> [Data provided]:
Segment Open
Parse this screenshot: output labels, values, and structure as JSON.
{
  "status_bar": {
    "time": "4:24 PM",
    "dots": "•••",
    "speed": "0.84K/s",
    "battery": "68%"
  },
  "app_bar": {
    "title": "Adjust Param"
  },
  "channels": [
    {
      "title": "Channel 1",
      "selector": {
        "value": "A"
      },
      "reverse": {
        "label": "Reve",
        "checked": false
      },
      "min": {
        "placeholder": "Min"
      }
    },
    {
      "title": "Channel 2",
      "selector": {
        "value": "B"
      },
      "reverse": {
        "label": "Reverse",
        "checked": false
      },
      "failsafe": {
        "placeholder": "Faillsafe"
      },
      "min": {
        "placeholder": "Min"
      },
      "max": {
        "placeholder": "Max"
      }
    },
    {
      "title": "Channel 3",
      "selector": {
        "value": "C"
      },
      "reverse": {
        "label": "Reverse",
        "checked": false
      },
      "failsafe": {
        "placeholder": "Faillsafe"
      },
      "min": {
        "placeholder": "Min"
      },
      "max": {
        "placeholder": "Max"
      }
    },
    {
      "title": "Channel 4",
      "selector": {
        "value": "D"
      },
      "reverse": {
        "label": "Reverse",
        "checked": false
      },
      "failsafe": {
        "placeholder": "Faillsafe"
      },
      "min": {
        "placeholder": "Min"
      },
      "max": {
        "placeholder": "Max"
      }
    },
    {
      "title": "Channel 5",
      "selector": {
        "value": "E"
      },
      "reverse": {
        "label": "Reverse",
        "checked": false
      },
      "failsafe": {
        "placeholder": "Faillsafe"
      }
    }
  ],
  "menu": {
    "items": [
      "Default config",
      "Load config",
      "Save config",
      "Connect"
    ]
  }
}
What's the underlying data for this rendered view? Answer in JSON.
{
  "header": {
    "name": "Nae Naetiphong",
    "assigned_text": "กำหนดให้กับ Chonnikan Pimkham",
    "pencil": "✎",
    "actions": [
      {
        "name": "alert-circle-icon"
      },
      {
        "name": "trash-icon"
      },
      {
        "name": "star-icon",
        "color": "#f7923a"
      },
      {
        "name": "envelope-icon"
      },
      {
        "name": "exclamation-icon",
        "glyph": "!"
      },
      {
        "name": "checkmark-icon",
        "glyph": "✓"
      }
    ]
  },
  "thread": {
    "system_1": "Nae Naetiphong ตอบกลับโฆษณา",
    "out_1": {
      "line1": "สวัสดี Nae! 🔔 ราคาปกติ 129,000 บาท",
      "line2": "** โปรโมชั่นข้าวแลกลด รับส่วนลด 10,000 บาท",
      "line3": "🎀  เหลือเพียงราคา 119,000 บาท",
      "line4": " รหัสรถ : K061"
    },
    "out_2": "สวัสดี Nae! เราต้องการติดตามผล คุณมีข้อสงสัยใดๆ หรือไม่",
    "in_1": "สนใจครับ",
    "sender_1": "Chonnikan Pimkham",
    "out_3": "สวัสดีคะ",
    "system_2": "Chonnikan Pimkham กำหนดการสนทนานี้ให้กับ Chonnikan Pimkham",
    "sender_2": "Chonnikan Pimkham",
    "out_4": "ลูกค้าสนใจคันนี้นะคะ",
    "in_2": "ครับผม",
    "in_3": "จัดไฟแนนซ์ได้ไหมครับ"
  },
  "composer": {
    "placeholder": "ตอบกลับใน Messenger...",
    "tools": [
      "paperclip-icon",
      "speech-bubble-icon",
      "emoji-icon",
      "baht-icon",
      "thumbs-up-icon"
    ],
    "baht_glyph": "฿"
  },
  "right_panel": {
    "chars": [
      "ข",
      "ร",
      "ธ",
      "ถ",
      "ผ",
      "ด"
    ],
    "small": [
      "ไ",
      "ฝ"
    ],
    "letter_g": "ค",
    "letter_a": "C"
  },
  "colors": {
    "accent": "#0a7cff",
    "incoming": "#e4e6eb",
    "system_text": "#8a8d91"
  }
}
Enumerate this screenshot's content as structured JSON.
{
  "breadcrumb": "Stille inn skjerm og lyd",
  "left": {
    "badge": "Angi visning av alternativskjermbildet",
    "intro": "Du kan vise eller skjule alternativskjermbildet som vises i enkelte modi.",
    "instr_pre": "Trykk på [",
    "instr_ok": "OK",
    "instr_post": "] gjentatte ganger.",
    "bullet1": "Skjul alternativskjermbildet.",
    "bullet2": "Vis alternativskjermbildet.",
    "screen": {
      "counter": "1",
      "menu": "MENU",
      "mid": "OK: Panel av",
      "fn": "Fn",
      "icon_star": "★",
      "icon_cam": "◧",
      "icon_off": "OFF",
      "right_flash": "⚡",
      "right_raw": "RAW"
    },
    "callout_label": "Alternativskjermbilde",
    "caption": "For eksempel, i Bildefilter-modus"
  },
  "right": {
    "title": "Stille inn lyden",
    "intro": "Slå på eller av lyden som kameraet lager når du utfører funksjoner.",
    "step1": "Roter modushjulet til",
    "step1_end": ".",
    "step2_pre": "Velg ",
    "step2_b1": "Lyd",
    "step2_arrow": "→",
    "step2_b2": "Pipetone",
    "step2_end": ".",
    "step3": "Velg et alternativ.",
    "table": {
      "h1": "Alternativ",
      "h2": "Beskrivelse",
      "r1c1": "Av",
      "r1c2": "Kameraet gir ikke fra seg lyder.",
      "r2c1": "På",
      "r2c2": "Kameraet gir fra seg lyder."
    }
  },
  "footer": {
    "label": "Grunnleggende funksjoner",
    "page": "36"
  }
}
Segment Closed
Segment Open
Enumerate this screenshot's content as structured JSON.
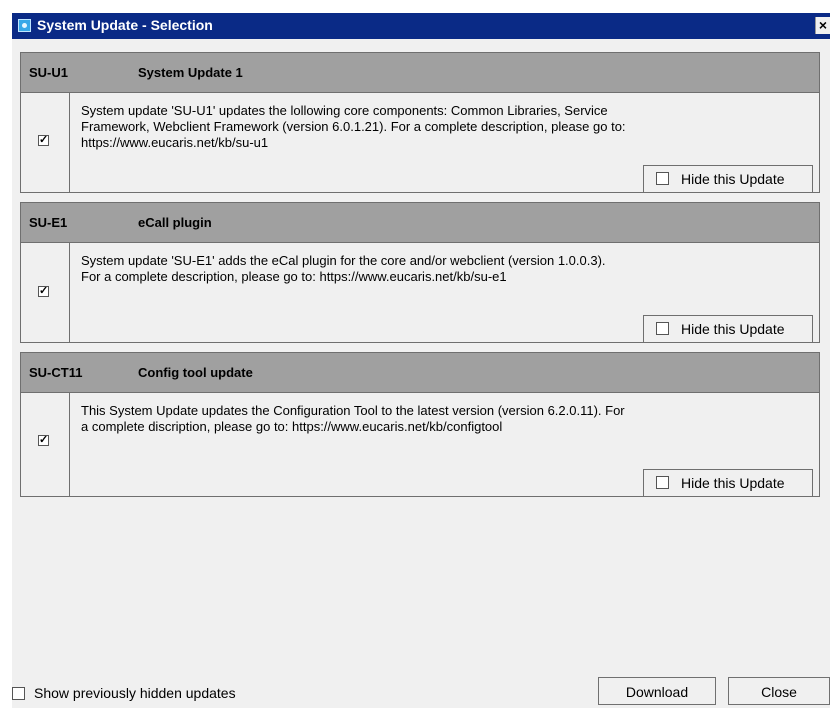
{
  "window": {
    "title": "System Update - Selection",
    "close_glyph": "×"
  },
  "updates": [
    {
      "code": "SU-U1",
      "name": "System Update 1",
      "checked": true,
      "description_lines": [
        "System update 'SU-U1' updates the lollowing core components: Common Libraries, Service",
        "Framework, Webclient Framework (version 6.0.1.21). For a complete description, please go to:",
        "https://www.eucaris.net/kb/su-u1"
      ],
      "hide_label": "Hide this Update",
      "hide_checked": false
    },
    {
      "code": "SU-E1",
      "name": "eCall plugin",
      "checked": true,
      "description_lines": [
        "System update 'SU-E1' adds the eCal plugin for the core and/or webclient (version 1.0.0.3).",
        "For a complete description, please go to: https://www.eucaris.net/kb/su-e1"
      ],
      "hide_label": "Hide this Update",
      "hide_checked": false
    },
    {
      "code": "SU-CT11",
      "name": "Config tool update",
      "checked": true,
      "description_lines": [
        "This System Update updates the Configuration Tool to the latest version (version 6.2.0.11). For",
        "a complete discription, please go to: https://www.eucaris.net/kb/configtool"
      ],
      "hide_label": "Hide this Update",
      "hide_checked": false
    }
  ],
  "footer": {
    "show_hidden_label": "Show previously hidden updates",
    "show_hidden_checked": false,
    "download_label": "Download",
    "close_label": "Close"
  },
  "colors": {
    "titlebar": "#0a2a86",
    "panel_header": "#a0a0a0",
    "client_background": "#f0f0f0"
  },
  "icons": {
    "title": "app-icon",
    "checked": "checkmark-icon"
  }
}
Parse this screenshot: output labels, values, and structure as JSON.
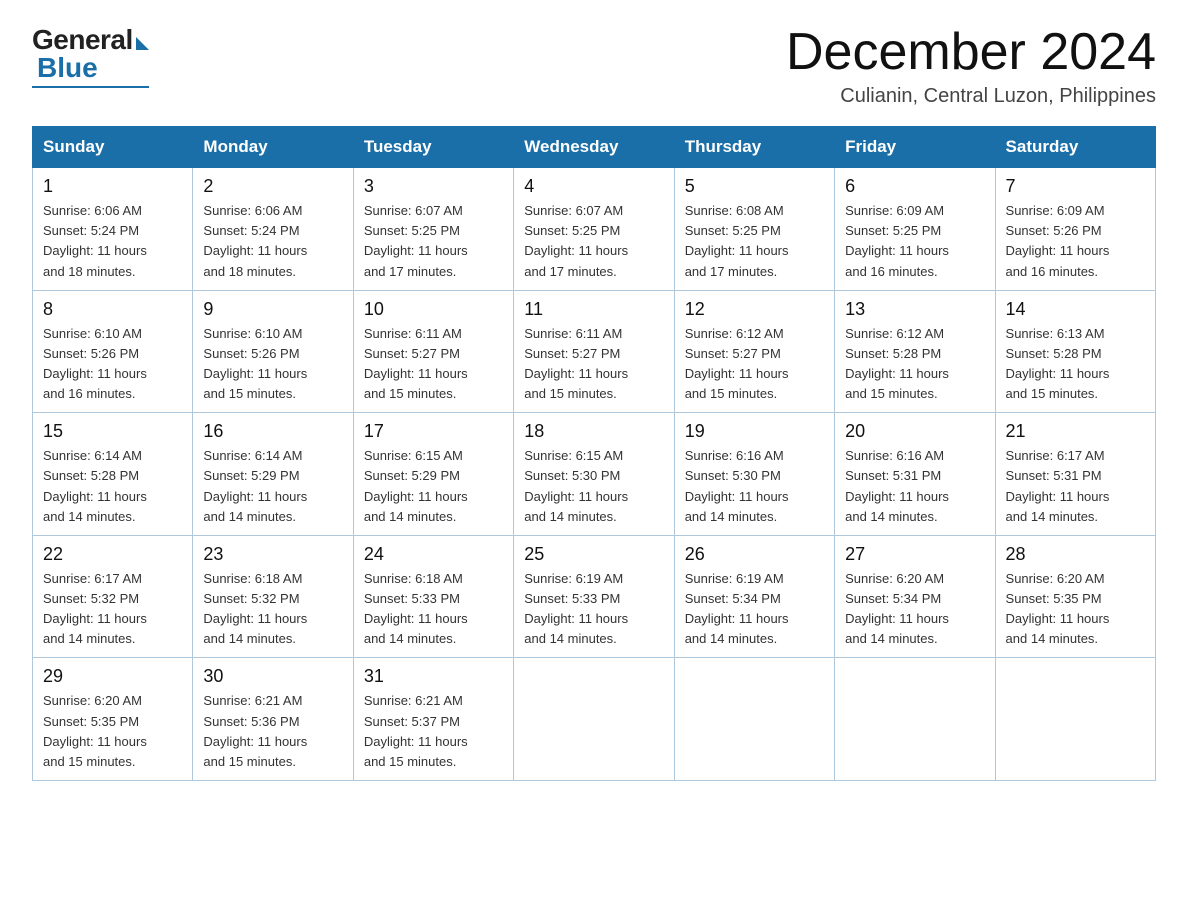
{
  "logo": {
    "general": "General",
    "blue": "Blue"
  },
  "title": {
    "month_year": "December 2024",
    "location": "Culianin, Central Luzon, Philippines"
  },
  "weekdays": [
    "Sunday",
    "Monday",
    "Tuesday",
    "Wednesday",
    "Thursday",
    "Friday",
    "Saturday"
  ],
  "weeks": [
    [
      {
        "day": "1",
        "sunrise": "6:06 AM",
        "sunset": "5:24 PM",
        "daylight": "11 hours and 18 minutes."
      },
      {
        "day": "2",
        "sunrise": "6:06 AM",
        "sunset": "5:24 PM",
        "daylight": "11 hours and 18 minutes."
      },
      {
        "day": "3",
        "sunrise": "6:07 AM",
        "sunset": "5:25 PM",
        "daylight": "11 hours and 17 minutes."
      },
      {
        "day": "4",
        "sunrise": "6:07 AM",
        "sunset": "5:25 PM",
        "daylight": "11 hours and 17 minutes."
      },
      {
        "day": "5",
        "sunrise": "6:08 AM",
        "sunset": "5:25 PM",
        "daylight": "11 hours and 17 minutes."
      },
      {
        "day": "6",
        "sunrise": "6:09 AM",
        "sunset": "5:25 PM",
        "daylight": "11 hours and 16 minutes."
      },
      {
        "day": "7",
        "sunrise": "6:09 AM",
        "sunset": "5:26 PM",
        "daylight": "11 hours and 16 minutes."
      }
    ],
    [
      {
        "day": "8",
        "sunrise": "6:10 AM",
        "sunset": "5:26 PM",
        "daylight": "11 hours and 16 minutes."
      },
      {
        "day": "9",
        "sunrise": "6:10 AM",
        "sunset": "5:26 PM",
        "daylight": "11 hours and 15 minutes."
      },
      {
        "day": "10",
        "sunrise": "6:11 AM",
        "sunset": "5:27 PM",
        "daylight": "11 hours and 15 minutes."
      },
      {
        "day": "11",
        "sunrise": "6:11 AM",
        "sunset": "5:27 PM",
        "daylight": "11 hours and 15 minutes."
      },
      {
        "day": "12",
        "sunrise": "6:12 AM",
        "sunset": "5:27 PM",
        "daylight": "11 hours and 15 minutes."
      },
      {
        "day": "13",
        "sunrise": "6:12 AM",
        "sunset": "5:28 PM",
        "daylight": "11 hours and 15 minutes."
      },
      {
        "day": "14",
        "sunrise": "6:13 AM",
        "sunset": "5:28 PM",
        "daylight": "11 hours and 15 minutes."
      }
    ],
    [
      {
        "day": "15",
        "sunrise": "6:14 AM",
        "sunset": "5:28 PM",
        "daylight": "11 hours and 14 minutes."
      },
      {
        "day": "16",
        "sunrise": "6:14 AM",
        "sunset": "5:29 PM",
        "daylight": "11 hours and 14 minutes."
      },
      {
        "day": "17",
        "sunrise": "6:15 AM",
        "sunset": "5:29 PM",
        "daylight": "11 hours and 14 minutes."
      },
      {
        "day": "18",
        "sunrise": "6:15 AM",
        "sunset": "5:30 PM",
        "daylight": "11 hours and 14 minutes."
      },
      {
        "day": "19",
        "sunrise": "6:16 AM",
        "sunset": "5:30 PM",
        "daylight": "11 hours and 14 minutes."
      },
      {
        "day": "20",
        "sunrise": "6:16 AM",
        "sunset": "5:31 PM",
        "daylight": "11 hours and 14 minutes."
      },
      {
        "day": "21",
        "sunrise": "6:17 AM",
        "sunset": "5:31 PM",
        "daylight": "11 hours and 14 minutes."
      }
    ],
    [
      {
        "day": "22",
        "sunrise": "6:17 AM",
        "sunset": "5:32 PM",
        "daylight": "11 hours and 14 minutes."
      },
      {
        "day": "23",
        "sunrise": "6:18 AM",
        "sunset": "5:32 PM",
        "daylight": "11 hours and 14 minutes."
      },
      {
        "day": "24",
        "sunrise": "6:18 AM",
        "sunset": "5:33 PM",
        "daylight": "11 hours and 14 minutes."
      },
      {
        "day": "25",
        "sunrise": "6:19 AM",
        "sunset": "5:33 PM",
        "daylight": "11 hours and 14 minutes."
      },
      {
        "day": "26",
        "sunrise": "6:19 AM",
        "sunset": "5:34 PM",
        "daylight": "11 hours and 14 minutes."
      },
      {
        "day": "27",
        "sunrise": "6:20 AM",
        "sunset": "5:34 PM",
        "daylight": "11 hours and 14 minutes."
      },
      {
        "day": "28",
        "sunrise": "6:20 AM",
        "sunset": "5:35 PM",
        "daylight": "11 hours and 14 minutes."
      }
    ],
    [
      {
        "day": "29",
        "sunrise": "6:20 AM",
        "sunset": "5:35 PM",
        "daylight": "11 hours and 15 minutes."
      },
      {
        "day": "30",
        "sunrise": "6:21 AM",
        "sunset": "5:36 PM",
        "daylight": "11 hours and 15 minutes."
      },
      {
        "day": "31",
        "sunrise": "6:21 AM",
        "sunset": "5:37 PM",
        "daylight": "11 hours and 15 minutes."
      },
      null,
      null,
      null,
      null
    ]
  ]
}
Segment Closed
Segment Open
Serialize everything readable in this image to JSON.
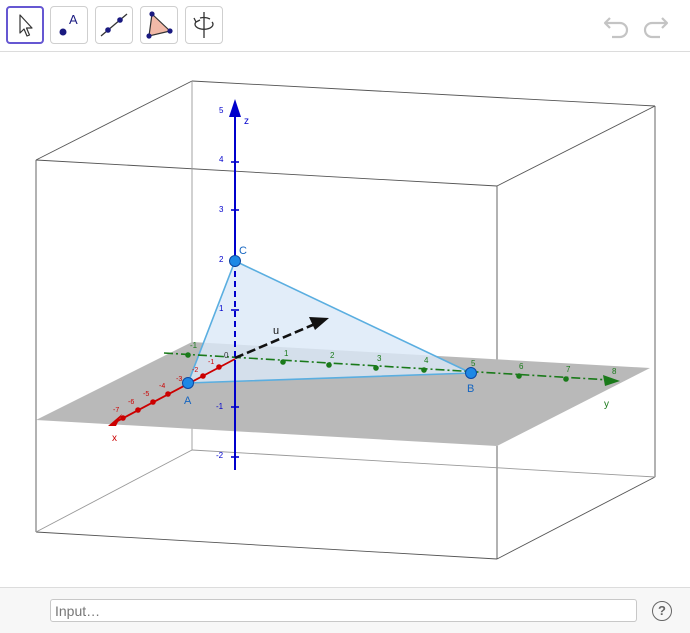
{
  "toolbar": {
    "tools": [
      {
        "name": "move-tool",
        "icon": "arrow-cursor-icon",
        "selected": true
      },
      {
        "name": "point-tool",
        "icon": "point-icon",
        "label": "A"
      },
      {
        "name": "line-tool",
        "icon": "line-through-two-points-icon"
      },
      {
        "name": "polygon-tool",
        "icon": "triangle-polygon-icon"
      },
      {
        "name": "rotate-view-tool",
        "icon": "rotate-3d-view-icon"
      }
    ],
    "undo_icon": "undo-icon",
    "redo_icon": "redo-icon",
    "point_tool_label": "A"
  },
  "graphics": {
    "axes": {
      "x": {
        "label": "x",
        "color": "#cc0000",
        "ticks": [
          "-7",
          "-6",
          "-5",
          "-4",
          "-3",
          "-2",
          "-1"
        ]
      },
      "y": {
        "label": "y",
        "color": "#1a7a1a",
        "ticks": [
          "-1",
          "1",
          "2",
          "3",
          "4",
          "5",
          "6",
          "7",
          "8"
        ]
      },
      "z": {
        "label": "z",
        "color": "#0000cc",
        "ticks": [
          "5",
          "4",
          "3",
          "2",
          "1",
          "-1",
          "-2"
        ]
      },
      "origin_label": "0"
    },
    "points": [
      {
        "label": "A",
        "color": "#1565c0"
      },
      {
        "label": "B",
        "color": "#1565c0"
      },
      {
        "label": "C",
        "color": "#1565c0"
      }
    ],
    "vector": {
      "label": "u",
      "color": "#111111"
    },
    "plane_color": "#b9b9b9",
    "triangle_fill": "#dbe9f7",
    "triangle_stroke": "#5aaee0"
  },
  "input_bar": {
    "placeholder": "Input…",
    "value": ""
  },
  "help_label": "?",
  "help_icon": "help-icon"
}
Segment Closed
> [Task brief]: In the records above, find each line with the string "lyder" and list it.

> [Result of this task]:
      "r1c2": "Kameraet gir ikke fra seg lyder.",
      "r2c2": "Kameraet gir fra seg lyder."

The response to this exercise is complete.